Work through the data line by line, gathering every line that has the word "icon".

+++

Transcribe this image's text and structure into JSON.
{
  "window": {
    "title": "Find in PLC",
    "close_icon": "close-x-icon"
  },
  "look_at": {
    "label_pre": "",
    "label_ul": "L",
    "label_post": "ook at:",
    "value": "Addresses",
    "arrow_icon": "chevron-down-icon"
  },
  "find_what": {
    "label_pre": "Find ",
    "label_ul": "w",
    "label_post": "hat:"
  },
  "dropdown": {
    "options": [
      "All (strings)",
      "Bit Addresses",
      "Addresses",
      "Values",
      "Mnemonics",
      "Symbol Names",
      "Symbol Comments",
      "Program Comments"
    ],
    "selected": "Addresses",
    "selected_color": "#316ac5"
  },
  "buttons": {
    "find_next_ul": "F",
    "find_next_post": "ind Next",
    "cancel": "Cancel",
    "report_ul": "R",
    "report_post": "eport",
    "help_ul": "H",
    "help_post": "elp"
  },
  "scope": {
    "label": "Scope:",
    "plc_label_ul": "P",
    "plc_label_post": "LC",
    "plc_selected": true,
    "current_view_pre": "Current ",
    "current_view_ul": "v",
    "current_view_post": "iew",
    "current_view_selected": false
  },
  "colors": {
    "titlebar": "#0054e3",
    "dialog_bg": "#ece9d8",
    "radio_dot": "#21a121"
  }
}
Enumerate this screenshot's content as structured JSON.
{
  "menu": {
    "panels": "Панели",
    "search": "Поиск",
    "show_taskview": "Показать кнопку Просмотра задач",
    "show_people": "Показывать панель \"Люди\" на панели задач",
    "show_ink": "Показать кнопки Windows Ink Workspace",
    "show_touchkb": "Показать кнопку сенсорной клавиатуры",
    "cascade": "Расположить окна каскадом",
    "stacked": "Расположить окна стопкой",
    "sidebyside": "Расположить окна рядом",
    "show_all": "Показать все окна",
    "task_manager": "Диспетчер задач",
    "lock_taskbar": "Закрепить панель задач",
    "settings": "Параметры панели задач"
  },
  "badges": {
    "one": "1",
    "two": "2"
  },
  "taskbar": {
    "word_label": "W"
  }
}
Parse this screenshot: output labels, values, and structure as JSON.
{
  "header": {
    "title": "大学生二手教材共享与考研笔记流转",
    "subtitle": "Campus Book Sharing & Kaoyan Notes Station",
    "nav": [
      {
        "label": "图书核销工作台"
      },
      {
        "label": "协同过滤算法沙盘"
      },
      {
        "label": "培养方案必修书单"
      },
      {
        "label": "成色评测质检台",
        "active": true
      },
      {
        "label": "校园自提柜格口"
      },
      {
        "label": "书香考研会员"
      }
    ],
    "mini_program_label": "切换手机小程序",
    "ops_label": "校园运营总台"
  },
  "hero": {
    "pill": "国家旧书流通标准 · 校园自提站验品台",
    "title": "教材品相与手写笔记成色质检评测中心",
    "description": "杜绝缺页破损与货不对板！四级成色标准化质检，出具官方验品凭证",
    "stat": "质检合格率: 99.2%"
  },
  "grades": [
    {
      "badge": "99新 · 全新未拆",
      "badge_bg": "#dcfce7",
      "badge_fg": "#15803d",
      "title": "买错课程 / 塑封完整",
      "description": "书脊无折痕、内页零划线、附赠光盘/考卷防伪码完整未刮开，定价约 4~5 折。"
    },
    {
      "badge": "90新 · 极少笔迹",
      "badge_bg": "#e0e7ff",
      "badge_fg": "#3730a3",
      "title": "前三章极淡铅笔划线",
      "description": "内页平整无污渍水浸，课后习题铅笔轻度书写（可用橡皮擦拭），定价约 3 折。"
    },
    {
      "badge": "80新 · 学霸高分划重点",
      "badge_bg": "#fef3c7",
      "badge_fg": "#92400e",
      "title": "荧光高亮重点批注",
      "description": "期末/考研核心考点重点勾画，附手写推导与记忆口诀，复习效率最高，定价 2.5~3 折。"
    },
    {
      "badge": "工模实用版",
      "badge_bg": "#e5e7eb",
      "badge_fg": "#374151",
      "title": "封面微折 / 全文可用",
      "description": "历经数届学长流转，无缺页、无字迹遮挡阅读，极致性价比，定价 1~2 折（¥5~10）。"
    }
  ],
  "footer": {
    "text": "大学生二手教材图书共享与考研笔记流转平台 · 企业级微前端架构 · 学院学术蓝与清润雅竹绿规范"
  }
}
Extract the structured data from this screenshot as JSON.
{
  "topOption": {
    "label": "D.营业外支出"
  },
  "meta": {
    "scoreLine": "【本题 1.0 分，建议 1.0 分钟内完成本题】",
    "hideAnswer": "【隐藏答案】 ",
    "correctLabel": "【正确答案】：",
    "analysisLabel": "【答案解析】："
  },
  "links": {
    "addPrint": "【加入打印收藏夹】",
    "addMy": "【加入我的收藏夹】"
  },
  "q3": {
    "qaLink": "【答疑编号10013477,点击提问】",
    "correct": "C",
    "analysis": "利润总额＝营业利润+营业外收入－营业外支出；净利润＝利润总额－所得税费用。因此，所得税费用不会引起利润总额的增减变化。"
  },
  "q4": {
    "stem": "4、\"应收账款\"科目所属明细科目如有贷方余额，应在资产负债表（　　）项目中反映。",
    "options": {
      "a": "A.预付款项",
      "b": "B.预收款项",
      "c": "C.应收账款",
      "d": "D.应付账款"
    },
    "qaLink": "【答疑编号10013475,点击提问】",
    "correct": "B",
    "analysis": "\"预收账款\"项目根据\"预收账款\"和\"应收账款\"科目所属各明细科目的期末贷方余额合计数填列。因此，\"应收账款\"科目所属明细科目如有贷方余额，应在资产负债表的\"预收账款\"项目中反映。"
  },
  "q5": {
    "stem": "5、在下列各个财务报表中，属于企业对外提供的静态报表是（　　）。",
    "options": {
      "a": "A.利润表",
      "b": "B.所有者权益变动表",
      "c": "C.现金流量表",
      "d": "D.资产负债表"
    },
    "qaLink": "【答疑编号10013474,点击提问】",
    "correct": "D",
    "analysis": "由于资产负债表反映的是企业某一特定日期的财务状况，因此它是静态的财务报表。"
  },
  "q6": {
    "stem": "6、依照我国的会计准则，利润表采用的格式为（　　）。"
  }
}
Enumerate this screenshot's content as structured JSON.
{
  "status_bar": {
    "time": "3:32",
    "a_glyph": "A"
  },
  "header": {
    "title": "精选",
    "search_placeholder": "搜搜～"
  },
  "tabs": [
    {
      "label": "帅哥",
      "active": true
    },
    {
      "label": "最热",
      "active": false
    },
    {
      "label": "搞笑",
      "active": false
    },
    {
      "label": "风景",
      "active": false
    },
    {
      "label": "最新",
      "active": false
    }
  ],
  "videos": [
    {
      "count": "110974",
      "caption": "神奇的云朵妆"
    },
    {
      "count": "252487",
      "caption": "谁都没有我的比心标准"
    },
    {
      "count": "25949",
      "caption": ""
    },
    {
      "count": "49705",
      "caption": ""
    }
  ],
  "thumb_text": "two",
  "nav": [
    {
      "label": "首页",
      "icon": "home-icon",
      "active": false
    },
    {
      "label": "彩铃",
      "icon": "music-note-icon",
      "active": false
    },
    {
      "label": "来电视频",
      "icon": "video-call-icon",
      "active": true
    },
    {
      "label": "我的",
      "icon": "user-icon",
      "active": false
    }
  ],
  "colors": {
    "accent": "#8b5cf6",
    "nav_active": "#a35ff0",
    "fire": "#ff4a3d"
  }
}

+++

### RESPONSE
    "close_icon": "close-x-icon"
    "arrow_icon": "chevron-down-icon"
      "icon": "home-icon",
      "icon": "music-note-icon",
      "icon": "video-call-icon",
      "icon": "user-icon",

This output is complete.